I recently moved within New York City, but didn’t re-register. Can I vote?
YES. If you registered at an old address, but have moved to another address within the city, you can vote without having to re-register. Go to the polling site for your new address. Your name won’t be in the poll book but you can ask to vote on a paper “affidavit ballot.” If you have questions, ask the poll worker for a voting rights flyer. If you moved within the same election district, you can vote on the machine. (See pages 25-26 & 29.)
What if I need a translator?
Many polling sites are required to have ballots, poll site materials and translators fluent in Spanish and/or Chinese.
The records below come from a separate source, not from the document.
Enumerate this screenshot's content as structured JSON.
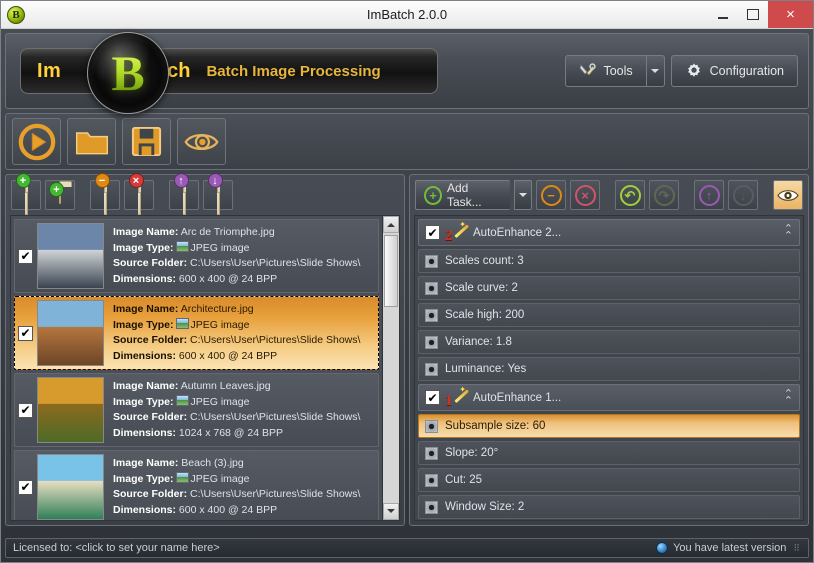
{
  "window": {
    "title": "ImBatch 2.0.0",
    "app_icon": "B",
    "minimize_label": "",
    "maximize_label": "",
    "close_label": "×"
  },
  "header": {
    "logo_part1": "Im",
    "logo_orb": "B",
    "logo_part2": "atch",
    "tagline": "Batch Image Processing",
    "tools_label": "Tools",
    "tools_dropdown_label": "",
    "configuration_label": "Configuration"
  },
  "main_toolbar": {
    "buttons": [
      {
        "name": "run-batch-button",
        "icon": "play-icon"
      },
      {
        "name": "open-folder-button",
        "icon": "folder-icon"
      },
      {
        "name": "save-button",
        "icon": "floppy-disk-icon"
      },
      {
        "name": "preview-button",
        "icon": "eye-icon"
      }
    ]
  },
  "images_panel": {
    "toolbar": [
      {
        "name": "add-images-button",
        "icon": "image-plus-icon",
        "badge": "+",
        "badge_color": "#44b832"
      },
      {
        "name": "add-folder-button",
        "icon": "folder-plus-icon",
        "badge": "+",
        "badge_color": "#44b832"
      },
      {
        "name": "remove-image-button",
        "icon": "image-minus-icon",
        "badge": "−",
        "badge_color": "#e08a14"
      },
      {
        "name": "clear-images-button",
        "icon": "image-delete-icon",
        "badge": "×",
        "badge_color": "#d63b3b"
      },
      {
        "name": "move-image-up-button",
        "icon": "image-up-icon",
        "badge": "↑",
        "badge_color": "#9b59b6"
      },
      {
        "name": "move-image-down-button",
        "icon": "image-down-icon",
        "badge": "↓",
        "badge_color": "#9b59b6"
      }
    ],
    "labels": {
      "image_name": "Image Name:",
      "image_type": "Image Type:",
      "source_folder": "Source Folder:",
      "dimensions": "Dimensions:"
    },
    "items": [
      {
        "checked": true,
        "selected": false,
        "name": "Arc de Triomphe.jpg",
        "type": "JPEG image",
        "folder": "C:\\Users\\User\\Pictures\\Slide Shows\\",
        "dimensions": "600 x 400 @ 24 BPP",
        "thumb_colors": [
          "#6b86a8",
          "#cfd3d6",
          "#3a4450"
        ]
      },
      {
        "checked": true,
        "selected": true,
        "name": "Architecture.jpg",
        "type": "JPEG image",
        "folder": "C:\\Users\\User\\Pictures\\Slide Shows\\",
        "dimensions": "600 x 400 @ 24 BPP",
        "thumb_colors": [
          "#7fb4d8",
          "#b5763f",
          "#6d4526"
        ]
      },
      {
        "checked": true,
        "selected": false,
        "name": "Autumn Leaves.jpg",
        "type": "JPEG image",
        "folder": "C:\\Users\\User\\Pictures\\Slide Shows\\",
        "dimensions": "1024 x 768 @ 24 BPP",
        "thumb_colors": [
          "#d79a2c",
          "#8c6a1e",
          "#4d6b28"
        ]
      },
      {
        "checked": true,
        "selected": false,
        "name": "Beach (3).jpg",
        "type": "JPEG image",
        "folder": "C:\\Users\\User\\Pictures\\Slide Shows\\",
        "dimensions": "600 x 400 @ 24 BPP",
        "thumb_colors": [
          "#79c2e8",
          "#e8ddc0",
          "#2f7f5a"
        ]
      }
    ]
  },
  "tasks_panel": {
    "add_task_label": "Add Task...",
    "toolbar": [
      {
        "name": "remove-task-button",
        "icon": "minus-circle-icon",
        "glyph": "−",
        "color": "#e08a14"
      },
      {
        "name": "delete-task-button",
        "icon": "x-circle-icon",
        "glyph": "×",
        "color": "#d0556a"
      },
      {
        "name": "undo-button",
        "icon": "undo-arrow-icon",
        "glyph": "↶",
        "color": "#9fd13a"
      },
      {
        "name": "redo-button",
        "icon": "redo-arrow-icon",
        "glyph": "↷",
        "color": "#5d6a52"
      },
      {
        "name": "move-task-up-button",
        "icon": "arrow-up-circle-icon",
        "glyph": "↑",
        "color": "#9b59b6"
      },
      {
        "name": "move-task-down-button",
        "icon": "arrow-down-circle-icon",
        "glyph": "↓",
        "color": "#585c63"
      },
      {
        "name": "task-preview-button",
        "icon": "eye-icon",
        "glyph": "",
        "color": "#f0c070"
      }
    ],
    "groups": [
      {
        "checked": true,
        "title": "AutoEnhance 2...",
        "number": "2",
        "collapse_icon": "chevron-up-double-icon",
        "params": [
          {
            "label": "Scales count: 3",
            "selected": false
          },
          {
            "label": "Scale curve: 2",
            "selected": false
          },
          {
            "label": "Scale high: 200",
            "selected": false
          },
          {
            "label": "Variance: 1.8",
            "selected": false
          },
          {
            "label": "Luminance: Yes",
            "selected": false
          }
        ]
      },
      {
        "checked": true,
        "title": "AutoEnhance 1...",
        "number": "1",
        "collapse_icon": "chevron-up-double-icon",
        "params": [
          {
            "label": "Subsample size: 60",
            "selected": true
          },
          {
            "label": "Slope: 20°",
            "selected": false
          },
          {
            "label": "Cut: 25",
            "selected": false
          },
          {
            "label": "Window Size: 2",
            "selected": false
          }
        ]
      }
    ]
  },
  "statusbar": {
    "license_text": "Licensed to: <click to set your name here>",
    "version_text": "You have latest version"
  }
}
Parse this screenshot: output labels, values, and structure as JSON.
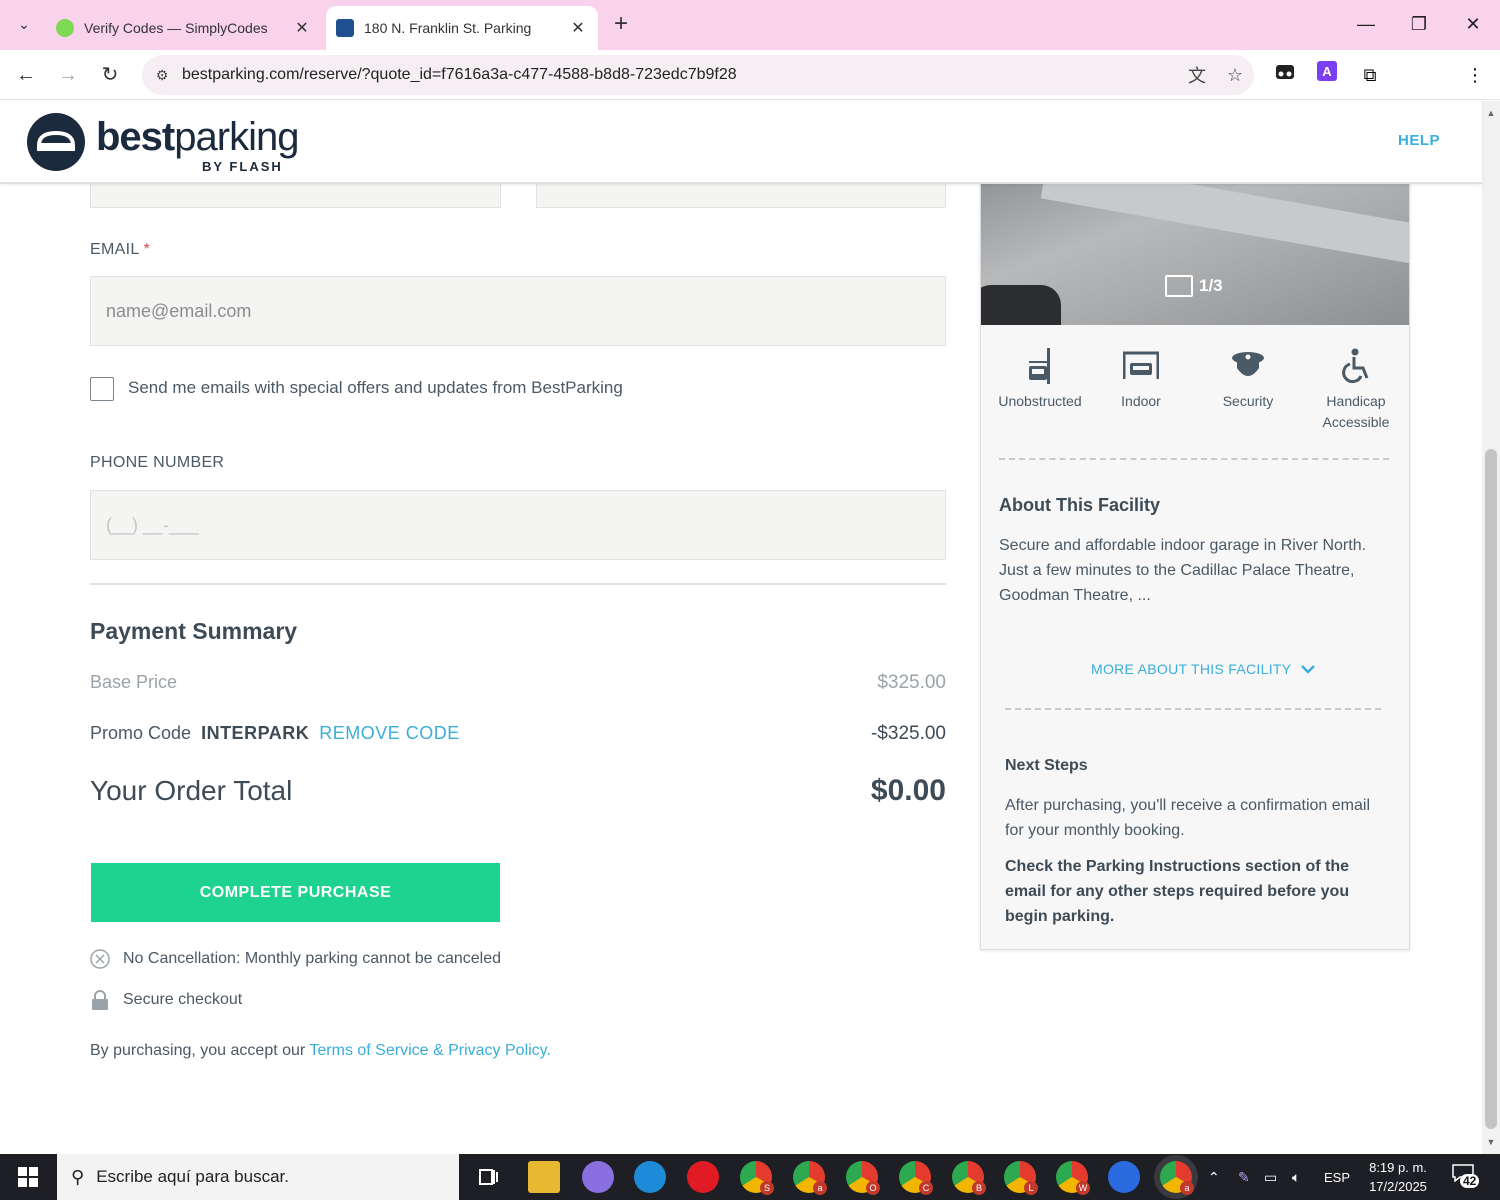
{
  "browser": {
    "tabs": [
      {
        "title": "Verify Codes — SimplyCodes",
        "favicon_color": "#7ed957",
        "active": false
      },
      {
        "title": "180 N. Franklin St. Parking",
        "favicon_color": "#1f4f8f",
        "active": true
      }
    ],
    "new_tab_symbol": "+",
    "window_controls": {
      "minimize": "—",
      "maximize": "❐",
      "close": "✕"
    },
    "url": "bestparking.com/reserve/?quote_id=f7616a3a-c477-4588-b8d8-723edc7b9f28",
    "profile_initial": "a"
  },
  "site": {
    "logo_bold": "best",
    "logo_light": "parking",
    "logo_sub": "BY FLASH",
    "help_label": "HELP"
  },
  "form": {
    "email_label": "EMAIL",
    "email_required": "*",
    "email_placeholder": "name@email.com",
    "offers_checkbox_label": "Send me emails with special offers and updates from BestParking",
    "offers_checked": false,
    "phone_label": "PHONE NUMBER",
    "phone_placeholder": "(__) __-___"
  },
  "summary": {
    "title": "Payment Summary",
    "base_price_label": "Base Price",
    "base_price_value": "$325.00",
    "promo_label": "Promo Code",
    "promo_code": "INTERPARK",
    "remove_code_label": "REMOVE CODE",
    "promo_value": "-$325.00",
    "total_label": "Your Order Total",
    "total_value": "$0.00",
    "cta_label": "COMPLETE PURCHASE",
    "no_cancel_text": "No Cancellation: Monthly parking cannot be canceled",
    "secure_text": "Secure checkout",
    "terms_prefix": "By purchasing, you accept our ",
    "terms_link": "Terms of Service & Privacy Policy."
  },
  "facility": {
    "photo_count": "1/3",
    "amenities": [
      {
        "label": "Unobstructed",
        "icon": "unobstructed-icon"
      },
      {
        "label": "Indoor",
        "icon": "indoor-icon"
      },
      {
        "label": "Security",
        "icon": "security-icon"
      },
      {
        "label": "Handicap Accessible",
        "icon": "wheelchair-icon"
      }
    ],
    "about_title": "About This Facility",
    "about_text": "Secure and affordable indoor garage in River North. Just a few minutes to the Cadillac Palace Theatre, Goodman Theatre, ...",
    "more_label": "MORE ABOUT THIS FACILITY",
    "next_steps_title": "Next Steps",
    "next_steps_text": "After purchasing, you'll receive a confirmation email for your monthly booking.",
    "next_steps_bold": "Check the Parking Instructions section of the email for any other steps required before you begin parking."
  },
  "taskbar": {
    "search_placeholder": "Escribe aquí para buscar.",
    "language": "ESP",
    "time": "8:19 p. m.",
    "date": "17/2/2025",
    "notifications": "42",
    "chrome_profiles": [
      "S",
      "a",
      "O",
      "C",
      "B",
      "L",
      "W",
      "a"
    ]
  }
}
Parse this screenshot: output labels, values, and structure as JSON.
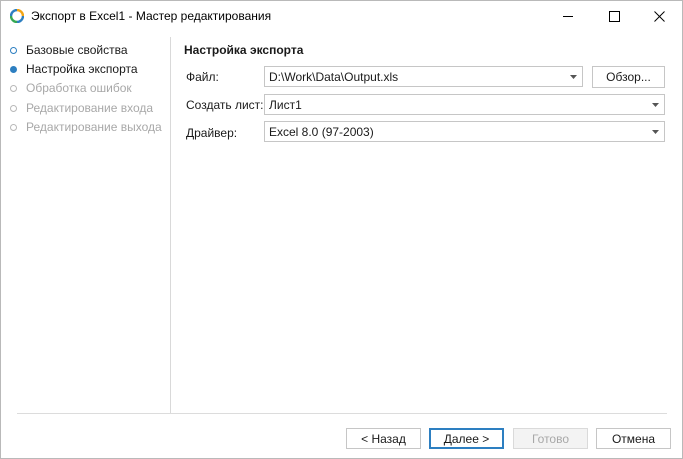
{
  "window": {
    "title": "Экспорт в Excel1 - Мастер редактирования"
  },
  "nav": {
    "items": [
      {
        "label": "Базовые свойства",
        "state": "done"
      },
      {
        "label": "Настройка экспорта",
        "state": "active"
      },
      {
        "label": "Обработка ошибок",
        "state": "pending"
      },
      {
        "label": "Редактирование входа",
        "state": "pending"
      },
      {
        "label": "Редактирование выхода",
        "state": "pending"
      }
    ]
  },
  "main": {
    "section_title": "Настройка экспорта",
    "file": {
      "label": "Файл:",
      "value": "D:\\Work\\Data\\Output.xls"
    },
    "browse_label": "Обзор...",
    "sheet": {
      "label": "Создать лист:",
      "value": "Лист1"
    },
    "driver": {
      "label": "Драйвер:",
      "value": "Excel 8.0 (97-2003)"
    }
  },
  "footer": {
    "back_label": "< Назад",
    "next_label": "Далее >",
    "finish_label": "Готово",
    "cancel_label": "Отмена"
  },
  "colors": {
    "accent": "#2d7fc1",
    "disabled_text": "#a8a8a8"
  }
}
If you think your site doesn’t have required language assistance, call (866) VOTE-NYC (See page 17.)
OTHER IMPORTANT RIGHTS:
- You are entitled to vote as long as you are in line by 9 p.m. (See page 39.)
- Each voter has three minutes to cast his or her vote on the machine. (See page 21.)
- You may take any information in to the polls with you, including the non-partisan red, white and blue Voter Guide you should receive in the mail shortly before Election Day. But you can’t solicit votes for a candidate or issue on the ballot or electioneer within 100 feet of the poll site entrance. (See page V.)
- Most polling places are accessible to people with disabilities. If yours is not, you may ask to have your records transferred to a nearby accessible polling place. You may also vote by absentee ballot.
- All poll watchers are required to wear an ID badge with their name. (See page 8.)
Having problems? Call our voter helpline about your problem at (212) 349-6460. You can also try the Board of Elections at (866) VOTE-NYC.
This listing was compiled by the Citywide Coalition for Voter Registration, c/o NYPIRG, 9 Murray Street, NYC 10007; (212) 349-6460; fax: (212) 349-1366; www.nypirg.org, and c/o Common Cause/NY, 39 West 32nd Street, Suite 1601, NYC 10001; (212) 564-4582, fax: (212) 564-4582.